|Title:||Computer-Mediated Negotiation Across Borders: German-American collaboration in language teacher education||Add Dissertation|
|Author:||Carolin Fuchs||Update Dissertation|
|Email:||click here to access email|
|Institution:||Justus-Liebig-Universität Giessen, Department of English Studies|
|Linguistic Subfield(s):||Applied Linguistics;|
|Abstract:||The overall goal of this study was to gain insight into the complex nature of computer-mediated communication (CMC)-based negotiation and learning by analyzing a collaborative project among teacher educators and preservice teachers in the US and in Germany.
The collaboration aimed at providing preservice teachers with the opportunity to explore the potential of integrating computer technology into their own English or Foreign Language Teaching by collaborating with their counterparts as well as to develop professional literacy. Six groups of pre-service teachers collaborated via the email and chat functions of the FirstClass® computer conferencing software with their transatlantic partner groups in designing a joint website for CMC-based language teaching. The following research questions were addressed:
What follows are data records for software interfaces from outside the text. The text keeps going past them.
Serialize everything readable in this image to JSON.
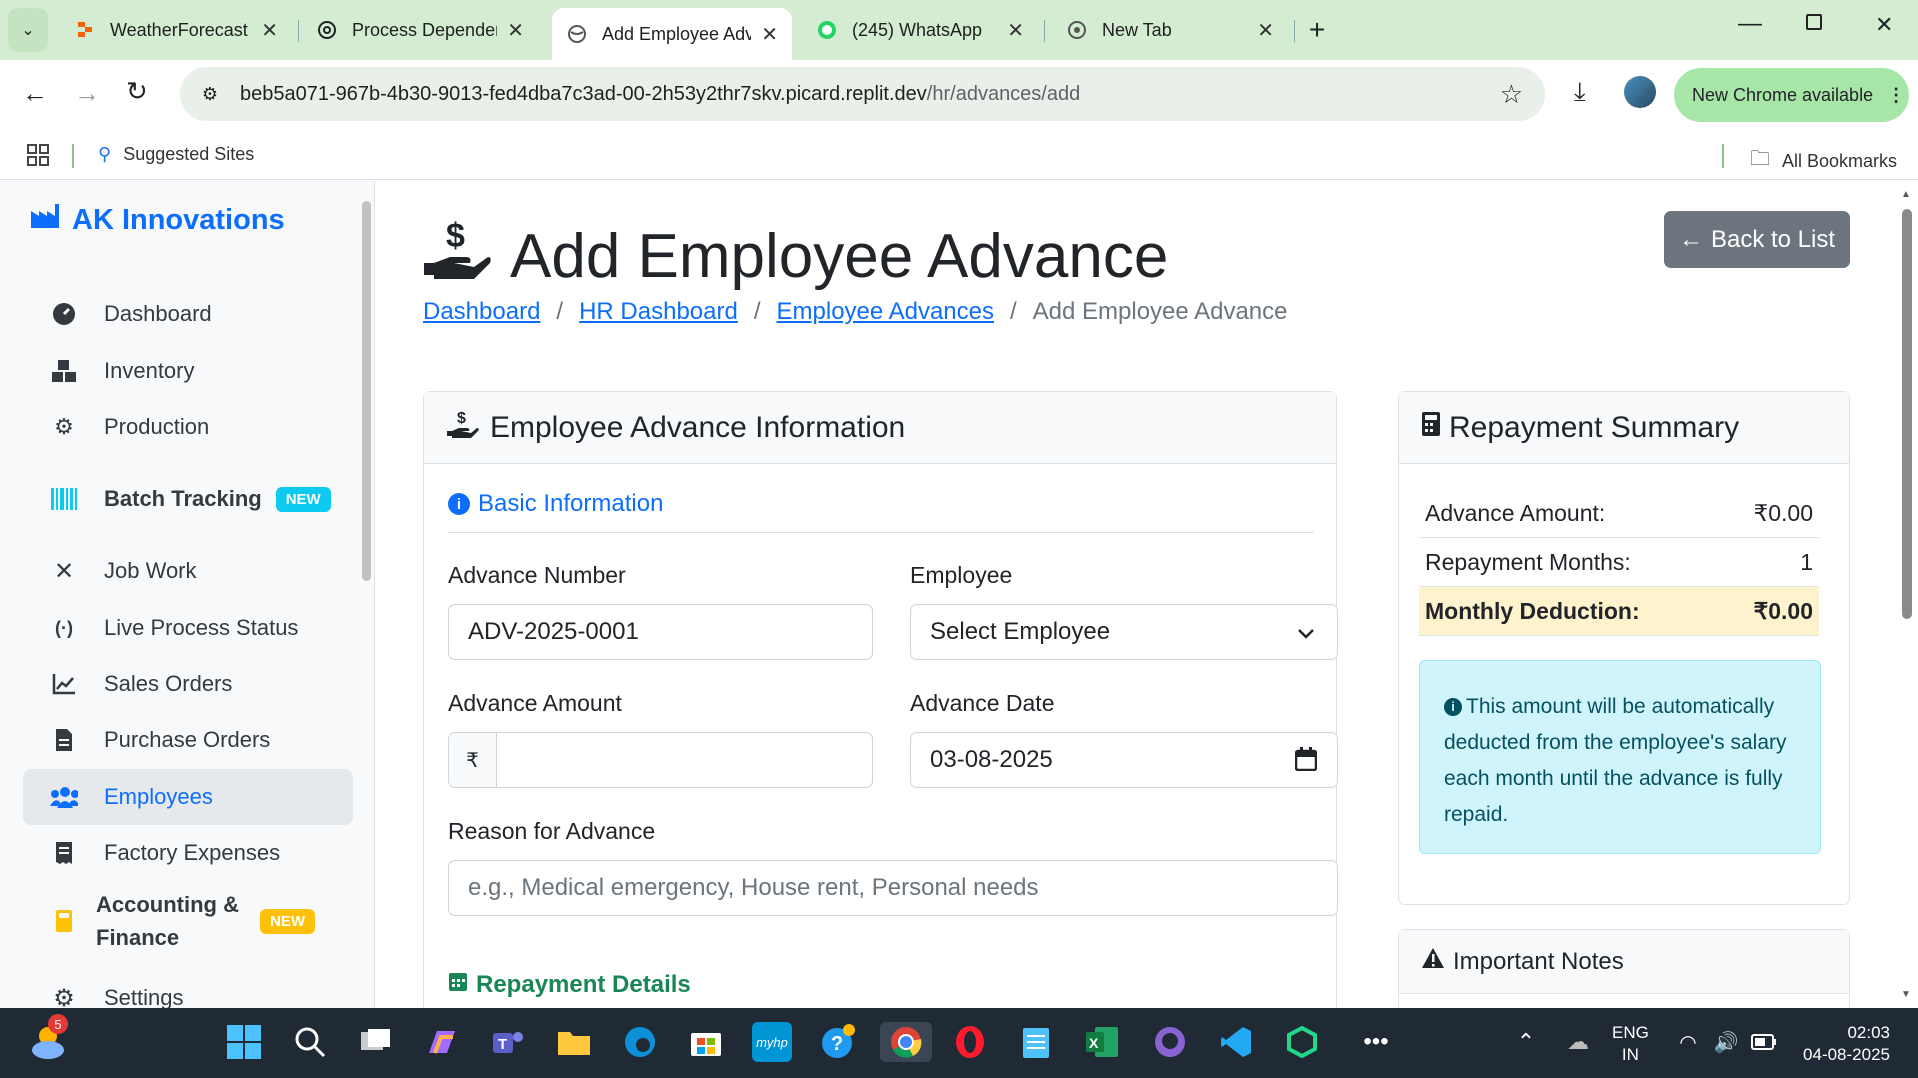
{
  "browser": {
    "tabs": [
      {
        "title": "WeatherForecast - Replit"
      },
      {
        "title": "Process Dependencies O"
      },
      {
        "title": "Add Employee Advance -"
      },
      {
        "title": "(245) WhatsApp"
      },
      {
        "title": "New Tab"
      }
    ],
    "url_host": "beb5a071-967b-4b30-9013-fed4dba7c3ad-00-2h53y2thr7skv.picard.replit.dev",
    "url_path": "/hr/advances/add",
    "update_label": "New Chrome available",
    "bookmarks_left": "Suggested Sites",
    "bookmarks_right": "All Bookmarks"
  },
  "sidebar": {
    "brand": "AK Innovations",
    "items": [
      {
        "label": "Dashboard"
      },
      {
        "label": "Inventory"
      },
      {
        "label": "Production"
      },
      {
        "label": "Batch Tracking",
        "badge": "NEW"
      },
      {
        "label": "Job Work"
      },
      {
        "label": "Live Process Status"
      },
      {
        "label": "Sales Orders"
      },
      {
        "label": "Purchase Orders"
      },
      {
        "label": "Employees"
      },
      {
        "label": "Factory Expenses"
      },
      {
        "label": "Accounting &",
        "label2": "Finance",
        "badge": "NEW"
      },
      {
        "label": "Settings"
      }
    ]
  },
  "page": {
    "title": "Add Employee Advance",
    "back_label": "Back to List",
    "breadcrumb": [
      "Dashboard",
      "HR Dashboard",
      "Employee Advances",
      "Add Employee Advance"
    ]
  },
  "form": {
    "card_title": "Employee Advance Information",
    "basic_title": "Basic Information",
    "advance_number_label": "Advance Number",
    "advance_number_value": "ADV-2025-0001",
    "employee_label": "Employee",
    "employee_value": "Select Employee",
    "amount_label": "Advance Amount",
    "currency_symbol": "₹",
    "date_label": "Advance Date",
    "date_value": "03-08-2025",
    "reason_label": "Reason for Advance",
    "reason_placeholder": "e.g., Medical emergency, House rent, Personal needs",
    "repayment_title": "Repayment Details"
  },
  "summary": {
    "title": "Repayment Summary",
    "rows": [
      {
        "label": "Advance Amount:",
        "value": "₹0.00"
      },
      {
        "label": "Repayment Months:",
        "value": "1"
      },
      {
        "label": "Monthly Deduction:",
        "value": "₹0.00"
      }
    ],
    "info_text": "This amount will be automatically deducted from the employee's salary each month until the advance is fully repaid.",
    "notes_title": "Important Notes"
  },
  "taskbar": {
    "weather_badge": "5",
    "lang": "ENG",
    "region": "IN",
    "time": "02:03",
    "date": "04-08-2025"
  },
  "colors": {
    "primary": "#0d6efd",
    "success": "#198754",
    "warning_row": "#fff3cd",
    "info_bg": "#cff4fc"
  }
}
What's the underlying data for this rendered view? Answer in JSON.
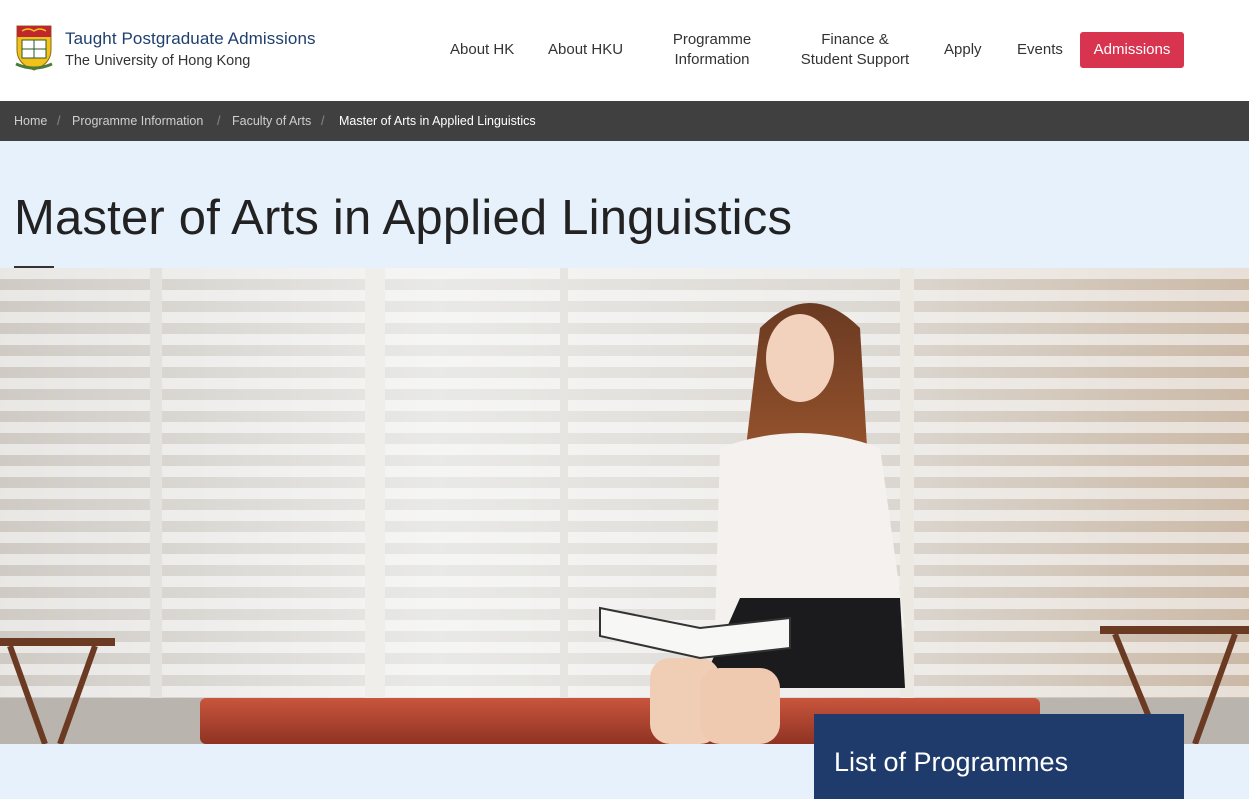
{
  "header": {
    "brand_title": "Taught Postgraduate Admissions",
    "brand_subtitle": "The University of Hong Kong",
    "crest_icon": "hku-crest-icon"
  },
  "nav": {
    "about_hk": "About HK",
    "about_hku": "About HKU",
    "programme_information": "Programme Information",
    "finance_student_support": "Finance & Student Support",
    "apply": "Apply",
    "events": "Events",
    "admissions": "Admissions"
  },
  "breadcrumb": {
    "items": [
      "Home",
      "Programme Information",
      "Faculty of Arts",
      "Master of Arts in Applied Linguistics"
    ],
    "separator": "/"
  },
  "page": {
    "title": "Master of Arts in Applied Linguistics"
  },
  "sidebar_panel": {
    "title": "List of Programmes"
  },
  "colors": {
    "brand_navy": "#1f3f6e",
    "admissions_red": "#d8344f",
    "breadcrumb_bg": "#404040",
    "page_bg": "#e6f1fc",
    "panel_navy": "#1f3b6b"
  }
}
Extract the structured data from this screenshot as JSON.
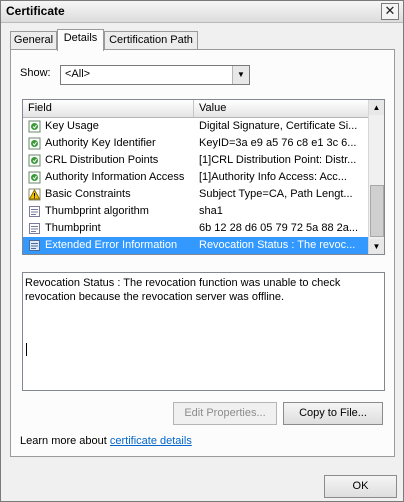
{
  "window": {
    "title": "Certificate"
  },
  "tabs": [
    {
      "label": "General",
      "active": false
    },
    {
      "label": "Details",
      "active": true
    },
    {
      "label": "Certification Path",
      "active": false
    }
  ],
  "show": {
    "label": "Show:",
    "value": "<All>"
  },
  "list": {
    "headers": {
      "field": "Field",
      "value": "Value"
    },
    "rows": [
      {
        "field": "Key Usage",
        "value": "Digital Signature, Certificate Si...",
        "icon": "extension-icon"
      },
      {
        "field": "Authority Key Identifier",
        "value": "KeyID=3a e9 a5 76 c8 e1 3c 6...",
        "icon": "extension-icon"
      },
      {
        "field": "CRL Distribution Points",
        "value": "[1]CRL Distribution Point: Distr...",
        "icon": "extension-icon"
      },
      {
        "field": "Authority Information Access",
        "value": "[1]Authority Info Access: Acc...",
        "icon": "extension-icon"
      },
      {
        "field": "Basic Constraints",
        "value": "Subject Type=CA, Path Lengt...",
        "icon": "critical-extension-icon"
      },
      {
        "field": "Thumbprint algorithm",
        "value": "sha1",
        "icon": "property-icon"
      },
      {
        "field": "Thumbprint",
        "value": "6b 12 28 d6 05 79 72 5a 88 2a...",
        "icon": "property-icon"
      },
      {
        "field": "Extended Error Information",
        "value": "Revocation Status : The revoc...",
        "icon": "error-info-icon"
      }
    ]
  },
  "detail": {
    "text": "Revocation Status : The revocation function was unable to check revocation because the revocation server was offline."
  },
  "buttons": {
    "edit_properties": "Edit Properties...",
    "copy_to_file": "Copy to File...",
    "ok": "OK"
  },
  "learn": {
    "prefix": "Learn more about ",
    "link": "certificate details"
  },
  "colors": {
    "selection": "#3399ff",
    "link": "#0066cc"
  }
}
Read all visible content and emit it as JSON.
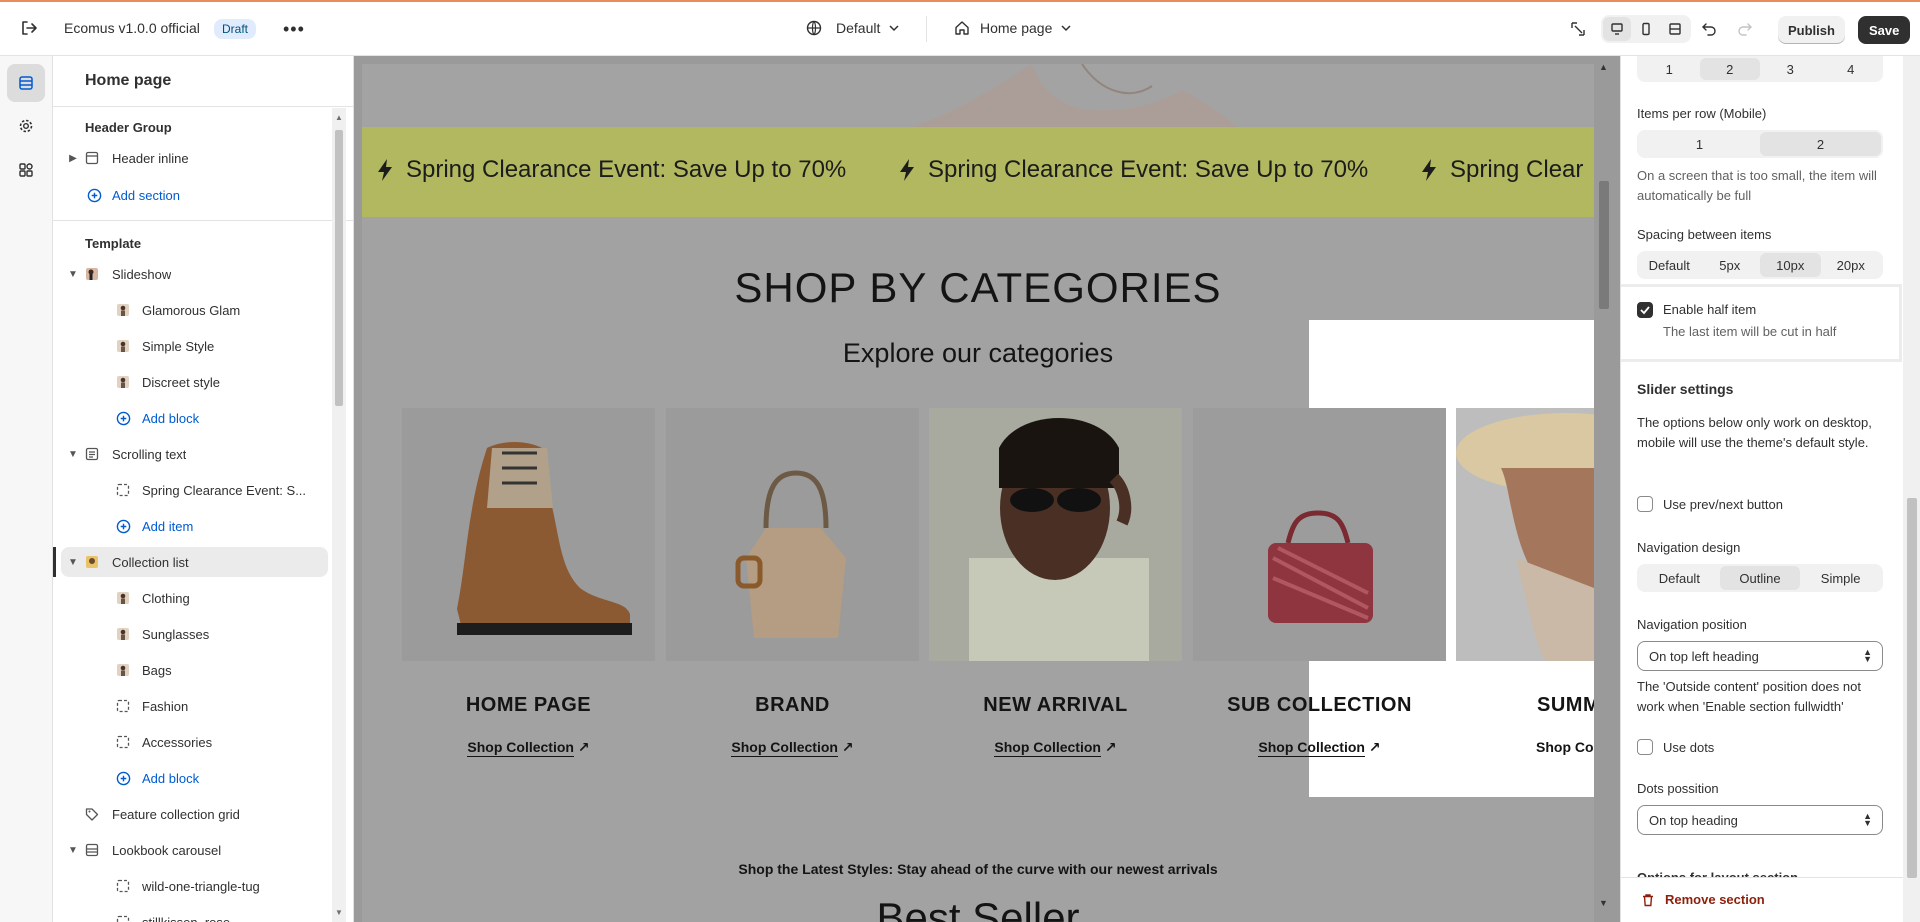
{
  "topbar": {
    "store_name": "Ecomus v1.0.0 official",
    "status_badge": "Draft",
    "theme_select": "Default",
    "page_select": "Home page",
    "publish_label": "Publish",
    "save_label": "Save"
  },
  "sidebar": {
    "title": "Home page",
    "header_group": "Header Group",
    "header_inline": "Header inline",
    "add_section": "Add section",
    "template": "Template",
    "items": [
      {
        "label": "Slideshow",
        "level": 1,
        "icon": "image-icon"
      },
      {
        "label": "Glamorous Glam",
        "level": 2,
        "icon": "thumb-icon"
      },
      {
        "label": "Simple Style",
        "level": 2,
        "icon": "thumb-icon"
      },
      {
        "label": "Discreet style",
        "level": 2,
        "icon": "thumb-icon"
      },
      {
        "label": "Add block",
        "level": 2,
        "icon": "plus-circle-icon"
      },
      {
        "label": "Scrolling text",
        "level": 1,
        "icon": "text-icon"
      },
      {
        "label": "Spring Clearance Event: S...",
        "level": 2,
        "icon": "block-icon"
      },
      {
        "label": "Add item",
        "level": 2,
        "icon": "plus-circle-icon"
      },
      {
        "label": "Collection list",
        "level": 1,
        "icon": "collection-icon"
      },
      {
        "label": "Clothing",
        "level": 2,
        "icon": "thumb-icon"
      },
      {
        "label": "Sunglasses",
        "level": 2,
        "icon": "thumb-icon"
      },
      {
        "label": "Bags",
        "level": 2,
        "icon": "thumb-icon"
      },
      {
        "label": "Fashion",
        "level": 2,
        "icon": "block-icon"
      },
      {
        "label": "Accessories",
        "level": 2,
        "icon": "block-icon"
      },
      {
        "label": "Add block",
        "level": 2,
        "icon": "plus-circle-icon"
      },
      {
        "label": "Feature collection grid",
        "level": 1,
        "icon": "tag-icon"
      },
      {
        "label": "Lookbook carousel",
        "level": 1,
        "icon": "carousel-icon"
      },
      {
        "label": "wild-one-triangle-tug",
        "level": 2,
        "icon": "block-icon"
      },
      {
        "label": "stillkissen_rose",
        "level": 2,
        "icon": "block-icon"
      }
    ]
  },
  "preview": {
    "marquee_text": "Spring Clearance Event: Save Up to 70%",
    "marquee_partial": "Spring Clear",
    "heading": "SHOP BY CATEGORIES",
    "subheading": "Explore our categories",
    "categories": [
      {
        "title": "HOME PAGE",
        "link": "Shop Collection"
      },
      {
        "title": "BRAND",
        "link": "Shop Collection"
      },
      {
        "title": "NEW ARRIVAL",
        "link": "Shop Collection"
      },
      {
        "title": "SUB COLLECTION",
        "link": "Shop Collection"
      },
      {
        "title": "SUMM",
        "link": "Shop Colle"
      }
    ],
    "bottom_text": "Shop the Latest Styles: Stay ahead of the curve with our newest arrivals",
    "bottom_heading": "Best Seller"
  },
  "panel": {
    "items_desktop_options": [
      "1",
      "2",
      "3",
      "4"
    ],
    "items_mobile_label": "Items per row (Mobile)",
    "items_mobile_options": [
      "1",
      "2"
    ],
    "items_mobile_help": "On a screen that is too small, the item will automatically be full",
    "spacing_label": "Spacing between items",
    "spacing_options": [
      "Default",
      "5px",
      "10px",
      "20px"
    ],
    "half_item_label": "Enable half item",
    "half_item_help": "The last item will be cut in half",
    "slider_settings": "Slider settings",
    "slider_help": "The options below only work on desktop, mobile will use the theme's default style.",
    "prev_next_label": "Use prev/next button",
    "nav_design_label": "Navigation design",
    "nav_design_options": [
      "Default",
      "Outline",
      "Simple"
    ],
    "nav_position_label": "Navigation position",
    "nav_position_value": "On top left heading",
    "nav_position_help": "The 'Outside content' position does not work when 'Enable section fullwidth'",
    "dots_label": "Use dots",
    "dots_position_label": "Dots possition",
    "dots_position_value": "On top heading",
    "layout_options_partial": "Options for layout section",
    "remove_section": "Remove section"
  },
  "colors": {
    "marquee_bg": "#b2b85f",
    "accent_link": "#005bd3",
    "remove": "#8e1f0b"
  }
}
1.Which key principles of negotiation can be identified in a CMC-based learning environment?
2.What kind of challenges do preservice teachers encounter when collaborating over a distance? What impact do these challenges have on the key principles of negotiation?
3.What kind of pedagogical value do CMC-based projects have in teacher education?
4.What are the implications with regard to teacher and learner training strategies?
The theoretical framework of this dissertation draws on the following three major concepts:
1.The principles of cooperative learning (based on socio-cultural theory, pedagogical theories from educational research, and social psychological and sociological research);
2.Computer technologies in language learning (based on technology and communications theory);
3.The notion of model learning (based on pedagogical theories from educational research).
Data collection instruments were triangulated and included email and chat transcripts, logs, pre-course/post-course questionnaires, learning process statements, voices from the classroom, post-course self-assessments and small-group interviews. A Grounded Theory approach was used to identify categories such as linguistic issues and missed negotiation opportunities. Based on the characteristics displayed by one group which successfully negotiated and cooperated with their transatlantic partner group, suggestions are made with regard to enhancing CMC-based learning environments. Lastly, recommendations for further research are outlined.